Building Proper Gain Structure Pt. 2

Image courtesy of Stuart Cunningham, used under Creative Commons. 

Image courtesy of Stuart Cunningham, used under Creative Commons

Last time, we talked about why we want to have proper input gain structure. Today, we’ll talk about how to actually do it. This may not be the only way to accomplish it, but I’ve had great success with this method for over 20 years. 

Here’s how I approach the process.

Gain setting in the digital world

For each input channel, I would have the musician play their at their loudest level. I then dial up the input gain until I’m within about 8-12 dB of full scale (minus 8-12 dB on the meters). I like to leave a little room for the musician to play louder when the lights go up (they always do). Many digital boards also have a trim (or attenuation) control in addition to the input gain. I use my trim to dial the level back to where it should be in the mix with my faders at unity. Because I’ve gained my entire system properly, my main fader is sitting at unity as well, and all is right with the world. I am also using VCAs to manage groups of faders (drums, guitars, keys, BGVs, etc.) and those live at unity as well, at least to start. All of this ensures that my signal to noise ratio is optimized at the A/D stage (just after the mic pre), and my starting point for my mix is faders at unity. 

Now, if you don’t have a digital trim control on your board, you have a decision to make. You won’t likely be able to run the mic pre’s hard without having too much signal at some point, so you’ll need to dial the level back somewhere. Of course, you can always turn the fader down, but then you lose fader resolution. A better alternative would be to use a VCA to keep your fader at zero. That can get tricky, however. Take a drum kit for example: If you optimize the gain on the kick, snare and hat, chances are, the hat will be way too loud in the mix. But more than likely, you’re using a single VCA for the entire drum kit. So now what? Well, you could break the drums up into zones and use one VCA for each; kick & snare, toms, hat & overheads might work. That way you can pull back the faders at the VCA level (a VCA is really an electronic remote control of the faders), and maintain fader resolution. You could do a similar trick with groups if you have them.

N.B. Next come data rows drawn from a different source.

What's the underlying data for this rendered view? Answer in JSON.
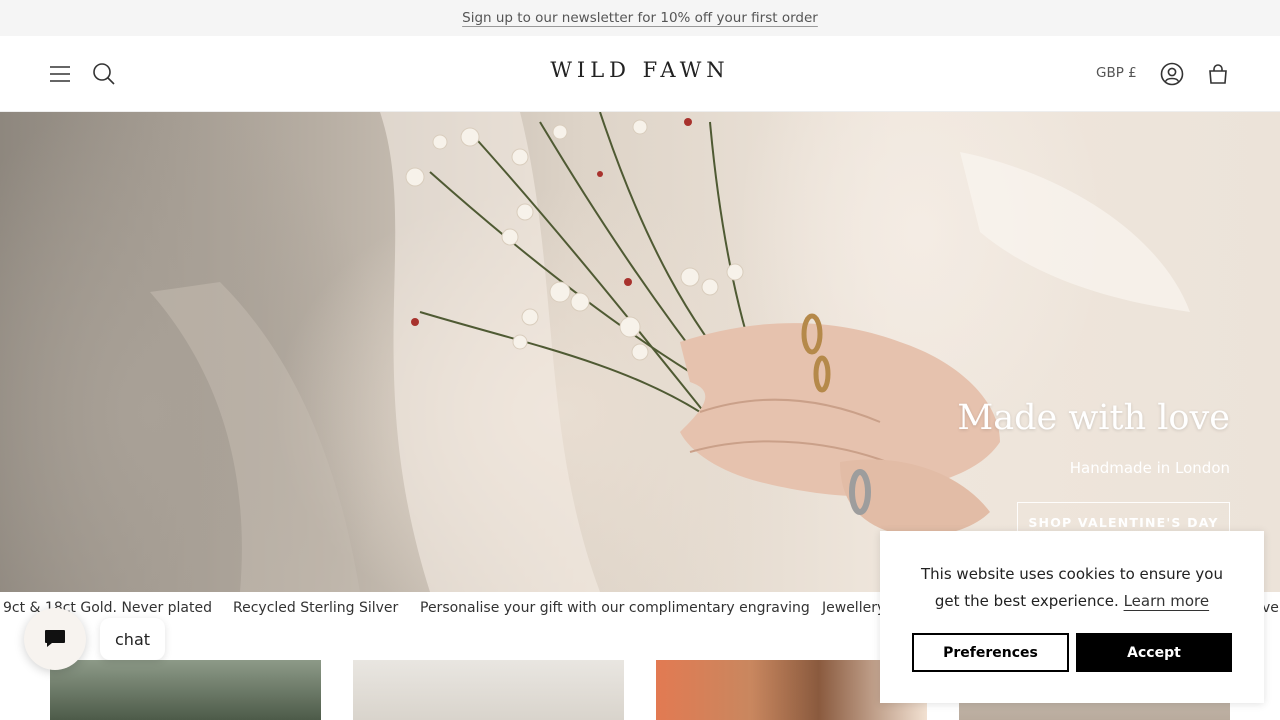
{
  "announcement": {
    "text": "Sign up to our newsletter for 10% off your first order"
  },
  "header": {
    "logo": "WILD FAWN",
    "currency": "GBP £",
    "icons": [
      "menu-icon",
      "search-icon",
      "account-icon",
      "cart-icon"
    ]
  },
  "hero": {
    "title": "Made with love",
    "subtitle": "Handmade in London",
    "cta": "SHOP VALENTINE'S DAY"
  },
  "ticker": {
    "items": [
      "9ct & 18ct Gold. Never plated",
      "Recycled Sterling Silver",
      "Personalise your gift with our complimentary engraving",
      "Jewellery",
      "ver"
    ]
  },
  "chat": {
    "label": "chat"
  },
  "cookie": {
    "message": "This website uses cookies to ensure you get the best experience.",
    "learn_more": "Learn more",
    "preferences": "Preferences",
    "accept": "Accept"
  },
  "colors": {
    "announce_bg": "#f5f5f5",
    "accept_bg": "#000000",
    "hero_text": "#ffffff"
  }
}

If you run short of VCAs, I would suggest breaking my rule and set the input gain up so that the fader remains around unity for a proper mix. Audio is a lot about compromise, and in this case I’ll give up absolute input S/N to gain faders at unity. I have found that to be the wiser trade, especially for things like cymbals.

Gain setting in an analog world

Really, the process is much the same, though you are much less likely to have a trim control after the gain control. In that case, the same rules apply as a digital board without a trim knob. You still want to have good input level coming into the channel (at least as much as you can), then turn it down as needed later in the mixing stage. You also want to keep your faders running around unity. Make the trades where you have to.

In either the digital or analog world, what you don’t want to do is under-drive your mic pre’s and have to add a lot of gain down the road. Sure you can push a fader up for a guitar solo, but you don’t want to regularly run your input faders at +8, your groups at +10 and your main at +5 because your input gain is set too low.

The exception to the rule

Now, all of this assumes you’re running on a professional grade mixer that has a mix structure with enough headroom. If you find yourself mixing on a Mackie or Behringer (or similar music store brand), chances are you’ll run out of headroom in your mix bus very quickly. If you set input gains on a Mackie the way you should, when all those hot signals hit the mix bus, things tend to go south quickly. The busses saturate and you lose all sense of dynamics. In that case, you need to really keep an eye on your overall output level and run input gains down accordingly. This isn’t a dig on cheap mixers—you can only expect so much for what you pay for them—it’s just reality. 

That’s a quick guide to setting up your gain for an input channel. As I mentioned earlier, if you go through this whole process only to find that your overall SPL in the house system is either way too loud or way too soft, you have some work to do at the system processor or amp level. But that’s another post...